Last week, the Seventh Circuit (Judge Flaum, Judge Rovner, and Judge Castillo, Chief Judge of the Northern District, sitting by designation) undertook the heady task of analyzing the interplay of Indiana’s Automated Dialing Machine Statute (“Autodialer law”) and the Telephone Consumer Protection Act, 47 U.S.C.  227 (“TCPA”).  Patriotic Veterans, Inc. v. Indiana, Case No. 11-3265 (Nov. 21, 2013) (“Patriotic Veterans”).  Both the context of the dispute, as well as the unresolved constitutional issue, keeps this case on our “Must Watch” list for 2014.
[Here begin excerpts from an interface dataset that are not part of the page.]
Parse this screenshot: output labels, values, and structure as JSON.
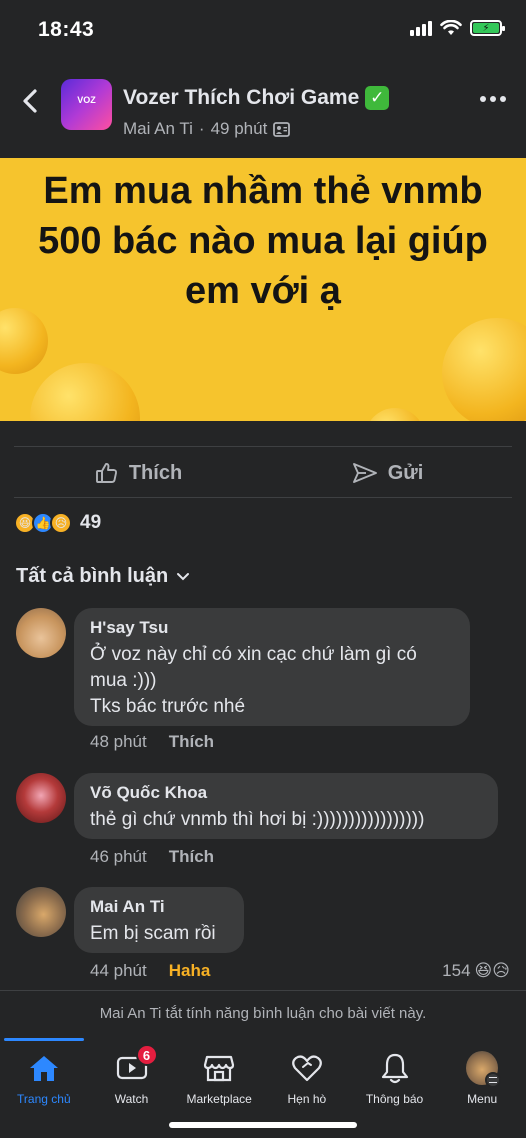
{
  "status_bar": {
    "time": "18:43"
  },
  "header": {
    "group_name": "Vozer Thích Chơi Game",
    "verified_emoji": "✅",
    "author": "Mai An Ti",
    "separator": "·",
    "time_ago": "49 phút",
    "avatar_text": "VOZ",
    "back_icon": "chevron-left-icon",
    "more_icon": "more-horizontal-icon"
  },
  "post": {
    "image_text": "Em mua nhầm thẻ vnmb 500 bác nào mua lại giúp em với ạ",
    "image_bg": "#f6c42d"
  },
  "actions": {
    "like_label": "Thích",
    "send_label": "Gửi"
  },
  "reactions": {
    "count": "49"
  },
  "comments_filter": {
    "label": "Tất cả bình luận"
  },
  "comments": [
    {
      "name": "H'say Tsu",
      "text": "Ở voz này chỉ có xin cạc chứ làm gì có mua :)))\nTks bác trước nhé",
      "time": "48 phút",
      "action": "Thích"
    },
    {
      "name": "Võ Quốc Khoa",
      "text": "thẻ gì chứ vnmb thì hơi bị :)))))))))))))))))",
      "time": "46 phút",
      "action": "Thích"
    },
    {
      "name": "Mai An Ti",
      "text": "Em bị scam rồi",
      "time": "44 phút",
      "action": "Haha",
      "reaction_count": "154"
    }
  ],
  "disabled_note": "Mai An Ti tắt tính năng bình luận cho bài viết này.",
  "bottom_nav": {
    "items": [
      {
        "label": "Trang chủ",
        "icon": "home-icon"
      },
      {
        "label": "Watch",
        "icon": "watch-icon",
        "badge": "6"
      },
      {
        "label": "Marketplace",
        "icon": "marketplace-icon"
      },
      {
        "label": "Hẹn hò",
        "icon": "dating-heart-icon"
      },
      {
        "label": "Thông báo",
        "icon": "bell-icon"
      },
      {
        "label": "Menu",
        "icon": "menu-avatar-icon"
      }
    ]
  },
  "colors": {
    "background": "#242526",
    "bubble": "#3a3b3c",
    "accent": "#2d88ff",
    "haha": "#f7b125"
  }
}
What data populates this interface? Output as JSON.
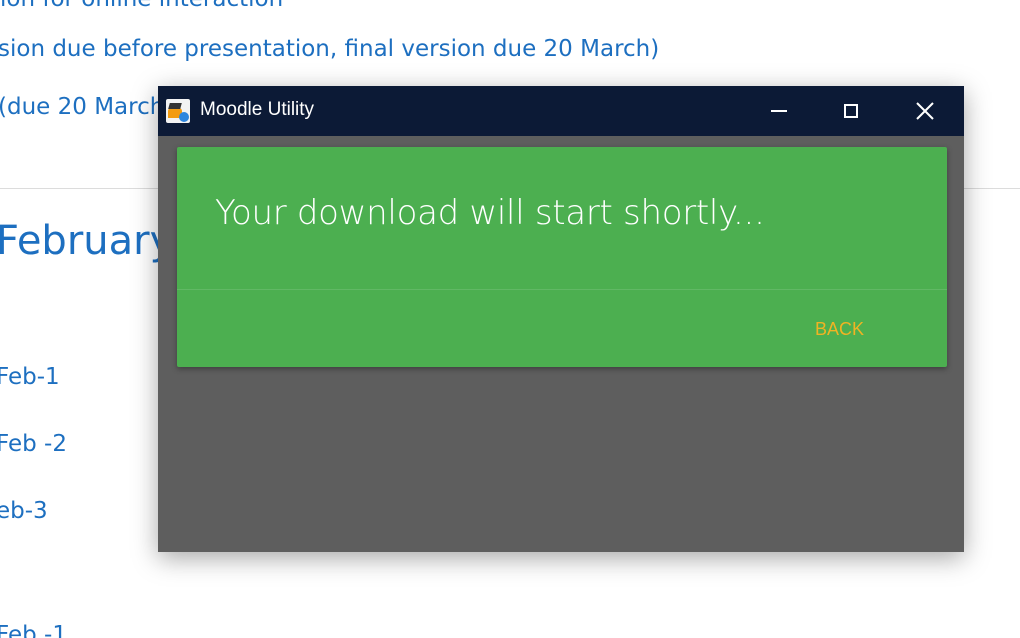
{
  "background_page": {
    "links": [
      "ion for online interaction",
      "sion due before presentation, final version due 20 March)",
      "(due 20 March)"
    ],
    "section_heading": "February",
    "items": [
      "Feb-1",
      "Feb -2",
      "eb-3",
      "Feb -1"
    ]
  },
  "window": {
    "title": "Moodle Utility",
    "icon": "moodle-utility-icon",
    "controls": {
      "minimize": "minimize-icon",
      "maximize": "maximize-icon",
      "close": "close-icon"
    },
    "titlebar_color": "#0c1a36",
    "body_color": "#5e5e5e"
  },
  "card": {
    "message": "Your download will start shortly...",
    "back_label": "BACK",
    "color": "#4caf50",
    "back_color": "#f0b323"
  }
}
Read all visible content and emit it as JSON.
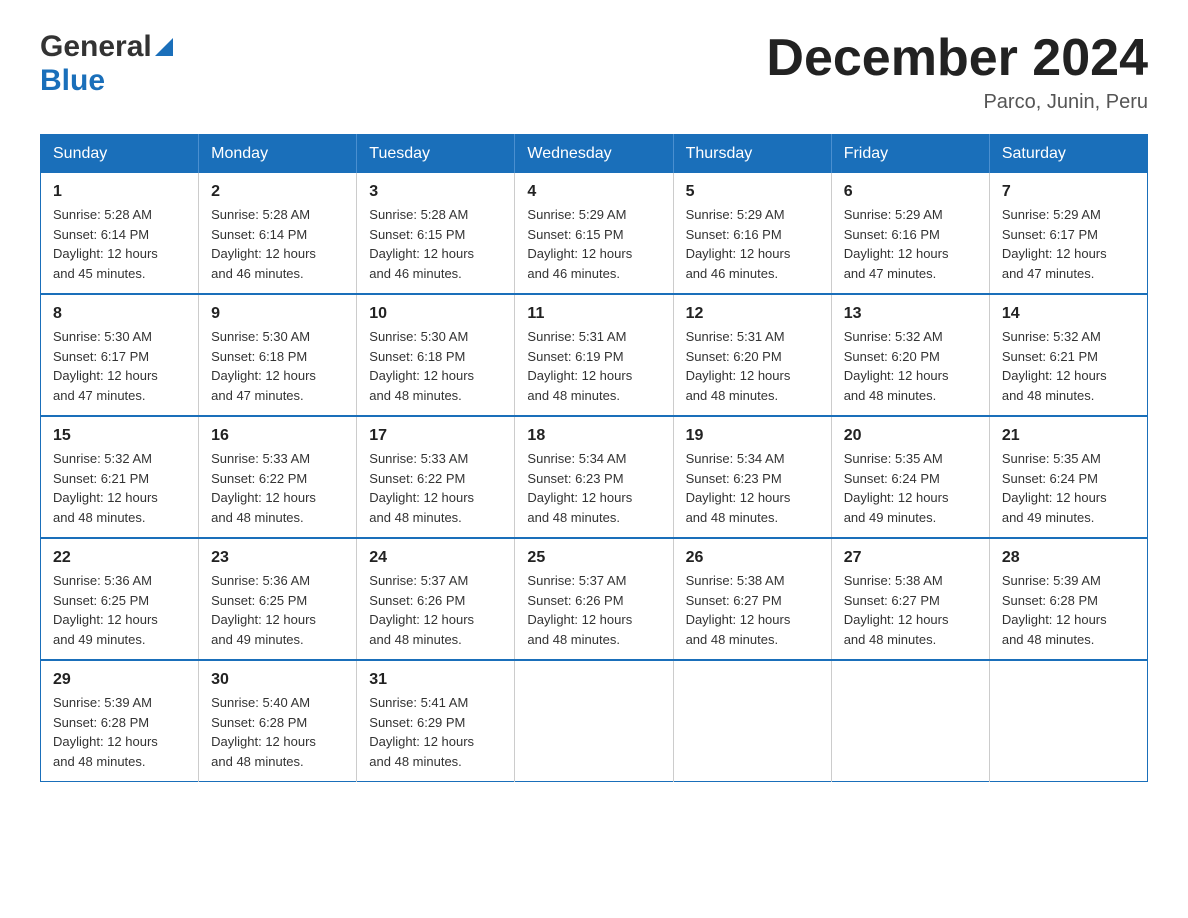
{
  "logo": {
    "general": "General",
    "blue": "Blue"
  },
  "header": {
    "title": "December 2024",
    "location": "Parco, Junin, Peru"
  },
  "days_of_week": [
    "Sunday",
    "Monday",
    "Tuesday",
    "Wednesday",
    "Thursday",
    "Friday",
    "Saturday"
  ],
  "weeks": [
    [
      {
        "day": "1",
        "sunrise": "5:28 AM",
        "sunset": "6:14 PM",
        "daylight": "12 hours and 45 minutes."
      },
      {
        "day": "2",
        "sunrise": "5:28 AM",
        "sunset": "6:14 PM",
        "daylight": "12 hours and 46 minutes."
      },
      {
        "day": "3",
        "sunrise": "5:28 AM",
        "sunset": "6:15 PM",
        "daylight": "12 hours and 46 minutes."
      },
      {
        "day": "4",
        "sunrise": "5:29 AM",
        "sunset": "6:15 PM",
        "daylight": "12 hours and 46 minutes."
      },
      {
        "day": "5",
        "sunrise": "5:29 AM",
        "sunset": "6:16 PM",
        "daylight": "12 hours and 46 minutes."
      },
      {
        "day": "6",
        "sunrise": "5:29 AM",
        "sunset": "6:16 PM",
        "daylight": "12 hours and 47 minutes."
      },
      {
        "day": "7",
        "sunrise": "5:29 AM",
        "sunset": "6:17 PM",
        "daylight": "12 hours and 47 minutes."
      }
    ],
    [
      {
        "day": "8",
        "sunrise": "5:30 AM",
        "sunset": "6:17 PM",
        "daylight": "12 hours and 47 minutes."
      },
      {
        "day": "9",
        "sunrise": "5:30 AM",
        "sunset": "6:18 PM",
        "daylight": "12 hours and 47 minutes."
      },
      {
        "day": "10",
        "sunrise": "5:30 AM",
        "sunset": "6:18 PM",
        "daylight": "12 hours and 48 minutes."
      },
      {
        "day": "11",
        "sunrise": "5:31 AM",
        "sunset": "6:19 PM",
        "daylight": "12 hours and 48 minutes."
      },
      {
        "day": "12",
        "sunrise": "5:31 AM",
        "sunset": "6:20 PM",
        "daylight": "12 hours and 48 minutes."
      },
      {
        "day": "13",
        "sunrise": "5:32 AM",
        "sunset": "6:20 PM",
        "daylight": "12 hours and 48 minutes."
      },
      {
        "day": "14",
        "sunrise": "5:32 AM",
        "sunset": "6:21 PM",
        "daylight": "12 hours and 48 minutes."
      }
    ],
    [
      {
        "day": "15",
        "sunrise": "5:32 AM",
        "sunset": "6:21 PM",
        "daylight": "12 hours and 48 minutes."
      },
      {
        "day": "16",
        "sunrise": "5:33 AM",
        "sunset": "6:22 PM",
        "daylight": "12 hours and 48 minutes."
      },
      {
        "day": "17",
        "sunrise": "5:33 AM",
        "sunset": "6:22 PM",
        "daylight": "12 hours and 48 minutes."
      },
      {
        "day": "18",
        "sunrise": "5:34 AM",
        "sunset": "6:23 PM",
        "daylight": "12 hours and 48 minutes."
      },
      {
        "day": "19",
        "sunrise": "5:34 AM",
        "sunset": "6:23 PM",
        "daylight": "12 hours and 48 minutes."
      },
      {
        "day": "20",
        "sunrise": "5:35 AM",
        "sunset": "6:24 PM",
        "daylight": "12 hours and 49 minutes."
      },
      {
        "day": "21",
        "sunrise": "5:35 AM",
        "sunset": "6:24 PM",
        "daylight": "12 hours and 49 minutes."
      }
    ],
    [
      {
        "day": "22",
        "sunrise": "5:36 AM",
        "sunset": "6:25 PM",
        "daylight": "12 hours and 49 minutes."
      },
      {
        "day": "23",
        "sunrise": "5:36 AM",
        "sunset": "6:25 PM",
        "daylight": "12 hours and 49 minutes."
      },
      {
        "day": "24",
        "sunrise": "5:37 AM",
        "sunset": "6:26 PM",
        "daylight": "12 hours and 48 minutes."
      },
      {
        "day": "25",
        "sunrise": "5:37 AM",
        "sunset": "6:26 PM",
        "daylight": "12 hours and 48 minutes."
      },
      {
        "day": "26",
        "sunrise": "5:38 AM",
        "sunset": "6:27 PM",
        "daylight": "12 hours and 48 minutes."
      },
      {
        "day": "27",
        "sunrise": "5:38 AM",
        "sunset": "6:27 PM",
        "daylight": "12 hours and 48 minutes."
      },
      {
        "day": "28",
        "sunrise": "5:39 AM",
        "sunset": "6:28 PM",
        "daylight": "12 hours and 48 minutes."
      }
    ],
    [
      {
        "day": "29",
        "sunrise": "5:39 AM",
        "sunset": "6:28 PM",
        "daylight": "12 hours and 48 minutes."
      },
      {
        "day": "30",
        "sunrise": "5:40 AM",
        "sunset": "6:28 PM",
        "daylight": "12 hours and 48 minutes."
      },
      {
        "day": "31",
        "sunrise": "5:41 AM",
        "sunset": "6:29 PM",
        "daylight": "12 hours and 48 minutes."
      },
      null,
      null,
      null,
      null
    ]
  ],
  "labels": {
    "sunrise": "Sunrise:",
    "sunset": "Sunset:",
    "daylight": "Daylight:"
  },
  "colors": {
    "header_bg": "#1a6fba",
    "border": "#1a6fba"
  }
}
In the district court, Patriotic Veterans, a not-for-profit group with the stated purpose of informing voters of the positions taken by political candidates on issues of interest to veterans, moved for a declaratory ruling that Indiana’s Autodialer law is either: (1) preempted by the TCPA, or, alternatively (2) in violation of the First Amendment.  Under the TCPA, federal law exempts automated phone calls “not made for a commercial purpose.”  47 C.F.R. Sec. 64.1200(a)(3)(ii) (2005).   Indiana, however, places greater restrictions on such automated messages, exempting specific calls by employers to employees, or schools to parents, but remaining silent on exempting calls made for a political purpose.  Ind. Code Sec. 24-5-14-5(a).  As a result, Patriotic Veterans could not send out its “100,000 messages in a three hour period” that allowed it to reach constituents when time is of the essence, “such as on the eve of an election.”  Patriotic Veterans, pg. 4.   Patriotic Veterans requested an affirmative injunction issue, arguing that because it was an out-0f-state (Illinois) corporation, Indiana could not regulate interstate activities– a field left only, according to the plaintiff, to Congress.  The district court agreed, holding that despite a savings clause within the TCPA for state statutes regulating intrastate calls, Congress explicitly preempted any attempt to limit interstate calls, and ultimately granted an injunction against the enforcement of the Autodialer law.  Because the district court held the statute was preempted, it did not address the constitutional issues.  Patriotic Veterans, Inc. v. Indiana, 821 F. Supp. 2d 1074, 1079 (S.D. Ind. 2011).  The district court denied the State of Indiana’s request to stay the injunction pending appeal; on appeal, however, the Seventh Circuit stayed the injunction.  Patriotic Veterans, pg. 4, n.3.

The Seventh Circuit, in an eloquent analysis of both express and implied preemption, reversed.  Notable moments of the Court’s analysis include: (1) noting the initial presumption that state laws are not preempted without a stated clear and manifest purpose by Congress to the contrary, id. at 7; (2) emphasizing that no matter the oddity of the explicit statutory language, it is not the court’s job to fix the statute, id. at 9; (3) holding that the TCPA does not expressly preempt state statutes regulating interstate calls, id. at 10; (4)  stating that “the fact a state has more stringent regulations than a federal law  does not constitute conflict preemption,” id. at 14; (5) holding that more stringent regulations do not conflict, but support, the federal purpose of the TCPA, id. at 16; (6) engaging in a discussion of the merger of the concepts of “purposes and objectives” category of conflict preemption and field preemption, id. at 17; and (7) an amusing “frolic and detour” into the TCPA’s legislative history, recalling that a court is better served “examining the text, not by psychoanalyzing those who enacted it,” id. at 22.  In reversing, the Seventh Circuit remanded the matter back to the district court for an analysis of the whether the Autodialer Act violates the free speech rights protected by the First Amendment to the United States Constitution.  Id. at 23.

While the case arises in a non-class context, it provides insight on some brewing issues on the TCPA horizon, as well as very practical guidance for litigators on preemption issues.  We will continue to monitor this case as it returns to the Southern District of Indiana and keep our readers apprised.

Have a Happy Thanksgiving and see you in December.